• WHAT TO DO
Of the lines below, report only those that contain "path".

• RECORD EXCERPTS
++++++++++

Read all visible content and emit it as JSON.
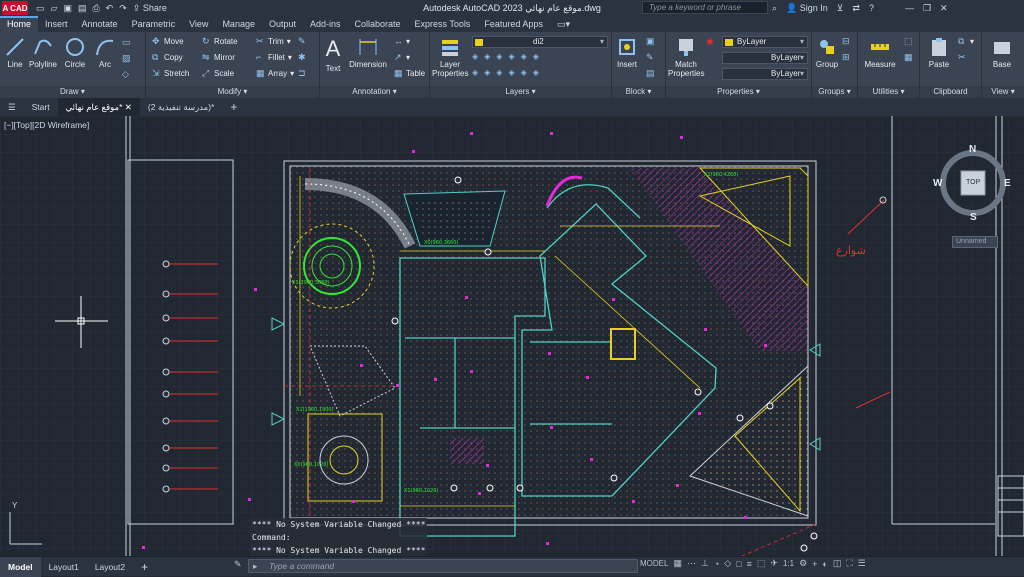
{
  "titlebar": {
    "app_badge": "A CAD",
    "title": "Autodesk AutoCAD 2023   موقع عام نهائي.dwg",
    "share": "Share",
    "search_placeholder": "Type a keyword or phrase",
    "sign_in": "Sign In"
  },
  "ribbon_tabs": [
    "Home",
    "Insert",
    "Annotate",
    "Parametric",
    "View",
    "Manage",
    "Output",
    "Add-ins",
    "Collaborate",
    "Express Tools",
    "Featured Apps"
  ],
  "ribbon": {
    "draw": {
      "title": "Draw",
      "line": "Line",
      "polyline": "Polyline",
      "circle": "Circle",
      "arc": "Arc"
    },
    "modify": {
      "title": "Modify",
      "move": "Move",
      "rotate": "Rotate",
      "trim": "Trim",
      "copy": "Copy",
      "mirror": "Mirror",
      "fillet": "Fillet",
      "stretch": "Stretch",
      "scale": "Scale",
      "array": "Array"
    },
    "annotation": {
      "title": "Annotation",
      "text": "Text",
      "dimension": "Dimension",
      "table": "Table"
    },
    "layers": {
      "title": "Layers",
      "layer_properties": "Layer Properties",
      "current_layer": "di2"
    },
    "block": {
      "title": "Block",
      "insert": "Insert"
    },
    "properties": {
      "title": "Properties",
      "match": "Match Properties",
      "color": "ByLayer",
      "linetype": "ByLayer",
      "lineweight": "ByLayer"
    },
    "groups": {
      "title": "Groups",
      "group": "Group"
    },
    "utilities": {
      "title": "Utilities",
      "measure": "Measure"
    },
    "clipboard": {
      "title": "Clipboard",
      "paste": "Paste"
    },
    "view": {
      "title": "View",
      "base": "Base"
    }
  },
  "doc_tabs": [
    "Start",
    "موقع عام نهائي*",
    "(مدرسة تنفيذية 2)*"
  ],
  "viewport_label": "[−][Top][2D Wireframe]",
  "viewcube": {
    "top": "TOP",
    "n": "N",
    "s": "S",
    "e": "E",
    "w": "W",
    "ucs": "Unnamed"
  },
  "drawing_text": {
    "street": "شوارع"
  },
  "command": {
    "line1": "**** No System Variable Changed ****",
    "line2": "Command:",
    "line3": "**** No System Variable Changed ****",
    "placeholder": "Type a command"
  },
  "layout_tabs": [
    "Model",
    "Layout1",
    "Layout2"
  ],
  "status": {
    "scale": "1:1",
    "model": "MODEL"
  },
  "colors": {
    "accent": "#5ba6e8",
    "line_cyan": "#4fd1c5",
    "green": "#33e633",
    "magenta": "#e32ad8",
    "yellow": "#e6d21e",
    "red": "#e03030"
  }
}
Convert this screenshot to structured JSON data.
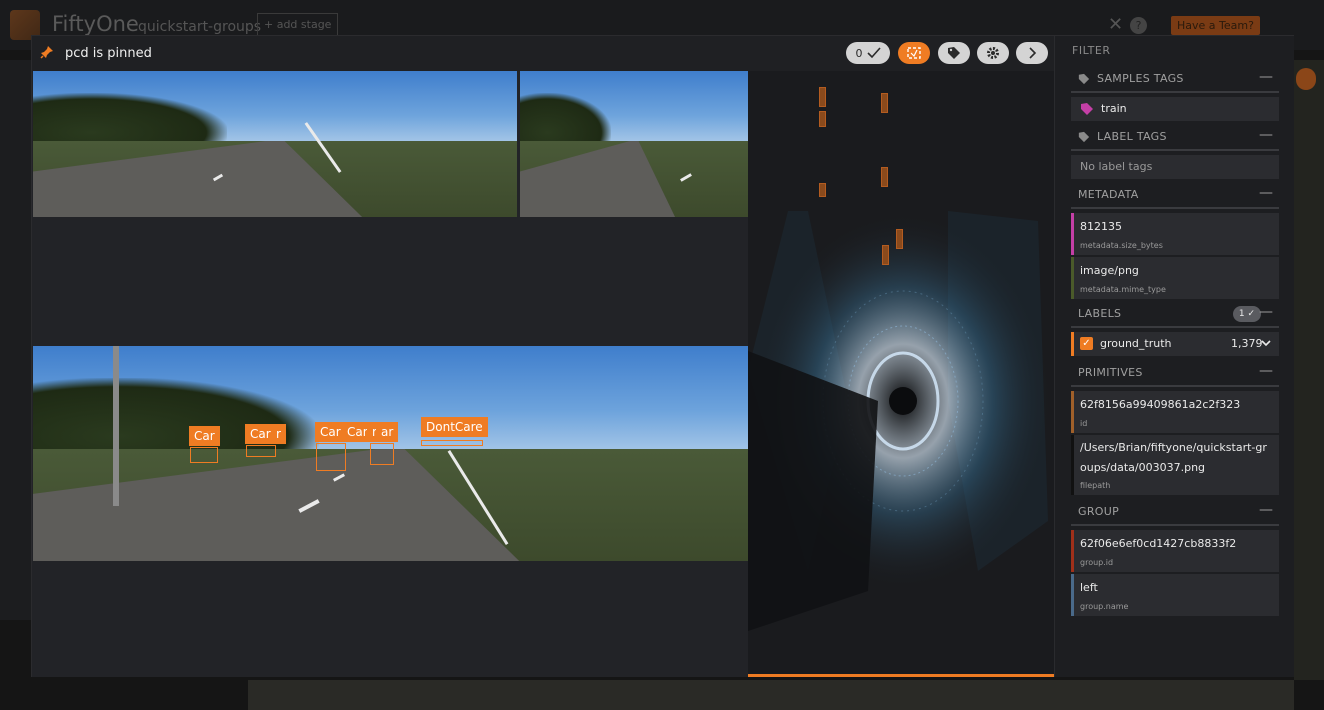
{
  "background_app": {
    "brand": "FiftyOne",
    "dataset": "quickstart-groups",
    "add_stage": "+ add stage",
    "team_button": "Have a Team?"
  },
  "modal": {
    "pinned_title": "pcd is pinned",
    "header_buttons": {
      "count_label": "0",
      "check_icon": "check-icon",
      "crop_icon": "crop-icon",
      "tag_icon": "tag-icon",
      "settings_icon": "gear-icon",
      "next_icon": "chevron-right-icon"
    },
    "annotations": [
      {
        "label": "Car"
      },
      {
        "label": "Car"
      },
      {
        "label": "r"
      },
      {
        "label": "Car"
      },
      {
        "label": "Car"
      },
      {
        "label": "r"
      },
      {
        "label": "ar"
      },
      {
        "label": "DontCare"
      }
    ]
  },
  "sidebar": {
    "filter_label": "FILTER",
    "sections": {
      "samples_tags": "SAMPLES TAGS",
      "label_tags": "LABEL TAGS",
      "metadata": "METADATA",
      "labels": "LABELS",
      "primitives": "PRIMITIVES",
      "group": "GROUP"
    },
    "samples_tags": [
      {
        "name": "train",
        "color": "#c43fa6"
      }
    ],
    "label_tags_empty": "No label tags",
    "metadata": [
      {
        "value": "812135",
        "path": "metadata.size_bytes",
        "color": "#c43fa6"
      },
      {
        "value": "image/png",
        "path": "metadata.mime_type",
        "color": "#4a5a2a"
      }
    ],
    "labels_badge": "1",
    "labels": [
      {
        "name": "ground_truth",
        "count": "1,379",
        "color": "#ef7c23"
      }
    ],
    "primitives": [
      {
        "value": "62f8156a99409861a2c2f323",
        "path": "id",
        "color": "#a0602a"
      },
      {
        "value": "/Users/Brian/fiftyone/quickstart-groups/data/003037.png",
        "path": "filepath",
        "color": "#111111"
      }
    ],
    "group": [
      {
        "value": "62f06e6ef0cd1427cb8833f2",
        "path": "group.id",
        "color": "#a0301a"
      },
      {
        "value": "left",
        "path": "group.name",
        "color": "#4a6a8a"
      }
    ]
  }
}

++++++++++

• REPLY
        "path": "metadata.size_bytes",
        "path": "metadata.mime_type",
        "path": "id",
        "path": "filepath",
        "path": "group.id",
        "path": "group.name",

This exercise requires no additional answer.